### Instructions to follow:
For each line of the listing, output an exact copy.

(Beginning of Exercise materials)

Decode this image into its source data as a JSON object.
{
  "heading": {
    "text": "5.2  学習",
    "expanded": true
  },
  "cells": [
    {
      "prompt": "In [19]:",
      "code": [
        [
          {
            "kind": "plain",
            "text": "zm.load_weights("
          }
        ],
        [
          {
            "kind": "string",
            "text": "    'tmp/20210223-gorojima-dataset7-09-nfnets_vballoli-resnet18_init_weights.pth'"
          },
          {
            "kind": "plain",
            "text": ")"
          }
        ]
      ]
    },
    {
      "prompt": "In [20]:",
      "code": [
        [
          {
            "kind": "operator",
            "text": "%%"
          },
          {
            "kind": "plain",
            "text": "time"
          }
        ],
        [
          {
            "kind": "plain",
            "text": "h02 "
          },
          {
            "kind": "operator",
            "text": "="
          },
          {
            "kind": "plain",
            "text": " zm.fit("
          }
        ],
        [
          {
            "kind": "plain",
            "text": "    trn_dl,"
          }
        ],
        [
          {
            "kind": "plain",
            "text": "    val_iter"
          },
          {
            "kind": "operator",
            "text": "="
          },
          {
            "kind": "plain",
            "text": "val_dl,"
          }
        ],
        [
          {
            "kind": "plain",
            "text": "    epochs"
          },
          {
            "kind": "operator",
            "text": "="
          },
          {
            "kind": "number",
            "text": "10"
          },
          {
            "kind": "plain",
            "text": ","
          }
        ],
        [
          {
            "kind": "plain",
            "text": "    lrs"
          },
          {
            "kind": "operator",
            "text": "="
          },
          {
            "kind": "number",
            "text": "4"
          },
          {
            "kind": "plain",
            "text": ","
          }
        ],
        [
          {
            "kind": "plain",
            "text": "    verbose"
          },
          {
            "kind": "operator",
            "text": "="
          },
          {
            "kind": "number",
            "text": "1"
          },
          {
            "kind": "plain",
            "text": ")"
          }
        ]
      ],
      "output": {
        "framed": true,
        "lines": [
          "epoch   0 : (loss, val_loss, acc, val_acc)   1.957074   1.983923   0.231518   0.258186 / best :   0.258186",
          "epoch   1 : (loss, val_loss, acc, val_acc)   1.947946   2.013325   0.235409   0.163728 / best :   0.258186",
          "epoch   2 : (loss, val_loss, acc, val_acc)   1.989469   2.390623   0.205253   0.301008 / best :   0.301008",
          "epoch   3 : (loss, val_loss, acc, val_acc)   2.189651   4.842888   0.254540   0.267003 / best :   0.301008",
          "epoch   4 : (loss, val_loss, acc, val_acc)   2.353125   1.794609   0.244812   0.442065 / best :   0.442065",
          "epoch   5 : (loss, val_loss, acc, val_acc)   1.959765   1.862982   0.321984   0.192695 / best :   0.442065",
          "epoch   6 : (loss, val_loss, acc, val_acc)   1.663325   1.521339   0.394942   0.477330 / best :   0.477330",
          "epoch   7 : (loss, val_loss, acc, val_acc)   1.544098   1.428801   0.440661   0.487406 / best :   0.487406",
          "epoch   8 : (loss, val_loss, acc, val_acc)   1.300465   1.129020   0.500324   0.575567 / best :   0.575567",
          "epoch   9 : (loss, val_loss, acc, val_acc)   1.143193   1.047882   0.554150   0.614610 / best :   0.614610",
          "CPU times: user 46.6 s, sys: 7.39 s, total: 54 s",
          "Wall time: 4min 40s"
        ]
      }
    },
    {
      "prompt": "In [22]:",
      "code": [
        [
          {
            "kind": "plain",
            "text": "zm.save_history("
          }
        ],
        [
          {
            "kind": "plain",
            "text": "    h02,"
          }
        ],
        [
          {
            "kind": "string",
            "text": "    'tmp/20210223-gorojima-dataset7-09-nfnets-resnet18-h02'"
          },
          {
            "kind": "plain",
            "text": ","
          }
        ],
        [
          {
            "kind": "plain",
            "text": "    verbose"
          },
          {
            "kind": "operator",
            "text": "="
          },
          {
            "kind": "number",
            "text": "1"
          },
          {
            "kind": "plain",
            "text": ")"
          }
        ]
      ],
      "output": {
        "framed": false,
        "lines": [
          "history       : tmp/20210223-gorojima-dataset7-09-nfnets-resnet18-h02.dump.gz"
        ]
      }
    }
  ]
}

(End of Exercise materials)

### Result of this task:
Decode this image into its source data as a JSON object.
{
  "heading": {
    "text": "5.2  学習",
    "expanded": true
  },
  "cells": [
    {
      "prompt": "In [19]:",
      "code": [
        [
          {
            "kind": "plain",
            "text": "zm.load_weights("
          }
        ],
        [
          {
            "kind": "string",
            "text": "    'tmp/20210223-gorojima-dataset7-09-nfnets_vballoli-resnet18_init_weights.pth'"
          },
          {
            "kind": "plain",
            "text": ")"
          }
        ]
      ]
    },
    {
      "prompt": "In [20]:",
      "code": [
        [
          {
            "kind": "operator",
            "text": "%%"
          },
          {
            "kind": "plain",
            "text": "time"
          }
        ],
        [
          {
            "kind": "plain",
            "text": "h02 "
          },
          {
            "kind": "operator",
            "text": "="
          },
          {
            "kind": "plain",
            "text": " zm.fit("
          }
        ],
        [
          {
            "kind": "plain",
            "text": "    trn_dl,"
          }
        ],
        [
          {
            "kind": "plain",
            "text": "    val_iter"
          },
          {
            "kind": "operator",
            "text": "="
          },
          {
            "kind": "plain",
            "text": "val_dl,"
          }
        ],
        [
          {
            "kind": "plain",
            "text": "    epochs"
          },
          {
            "kind": "operator",
            "text": "="
          },
          {
            "kind": "number",
            "text": "10"
          },
          {
            "kind": "plain",
            "text": ","
          }
        ],
        [
          {
            "kind": "plain",
            "text": "    lrs"
          },
          {
            "kind": "operator",
            "text": "="
          },
          {
            "kind": "number",
            "text": "4"
          },
          {
            "kind": "plain",
            "text": ","
          }
        ],
        [
          {
            "kind": "plain",
            "text": "    verbose"
          },
          {
            "kind": "operator",
            "text": "="
          },
          {
            "kind": "number",
            "text": "1"
          },
          {
            "kind": "plain",
            "text": ")"
          }
        ]
      ],
      "output": {
        "framed": true,
        "lines": [
          "epoch   0 : (loss, val_loss, acc, val_acc)   1.957074   1.983923   0.231518   0.258186 / best :   0.258186",
          "epoch   1 : (loss, val_loss, acc, val_acc)   1.947946   2.013325   0.235409   0.163728 / best :   0.258186",
          "epoch   2 : (loss, val_loss, acc, val_acc)   1.989469   2.390623   0.205253   0.301008 / best :   0.301008",
          "epoch   3 : (loss, val_loss, acc, val_acc)   2.189651   4.842888   0.254540   0.267003 / best :   0.301008",
          "epoch   4 : (loss, val_loss, acc, val_acc)   2.353125   1.794609   0.244812   0.442065 / best :   0.442065",
          "epoch   5 : (loss, val_loss, acc, val_acc)   1.959765   1.862982   0.321984   0.192695 / best :   0.442065",
          "epoch   6 : (loss, val_loss, acc, val_acc)   1.663325   1.521339   0.394942   0.477330 / best :   0.477330",
          "epoch   7 : (loss, val_loss, acc, val_acc)   1.544098   1.428801   0.440661   0.487406 / best :   0.487406",
          "epoch   8 : (loss, val_loss, acc, val_acc)   1.300465   1.129020   0.500324   0.575567 / best :   0.575567",
          "epoch   9 : (loss, val_loss, acc, val_acc)   1.143193   1.047882   0.554150   0.614610 / best :   0.614610",
          "CPU times: user 46.6 s, sys: 7.39 s, total: 54 s",
          "Wall time: 4min 40s"
        ]
      }
    },
    {
      "prompt": "In [22]:",
      "code": [
        [
          {
            "kind": "plain",
            "text": "zm.save_history("
          }
        ],
        [
          {
            "kind": "plain",
            "text": "    h02,"
          }
        ],
        [
          {
            "kind": "string",
            "text": "    'tmp/20210223-gorojima-dataset7-09-nfnets-resnet18-h02'"
          },
          {
            "kind": "plain",
            "text": ","
          }
        ],
        [
          {
            "kind": "plain",
            "text": "    verbose"
          },
          {
            "kind": "operator",
            "text": "="
          },
          {
            "kind": "number",
            "text": "1"
          },
          {
            "kind": "plain",
            "text": ")"
          }
        ]
      ],
      "output": {
        "framed": false,
        "lines": [
          "history       : tmp/20210223-gorojima-dataset7-09-nfnets-resnet18-h02.dump.gz"
        ]
      }
    }
  ]
}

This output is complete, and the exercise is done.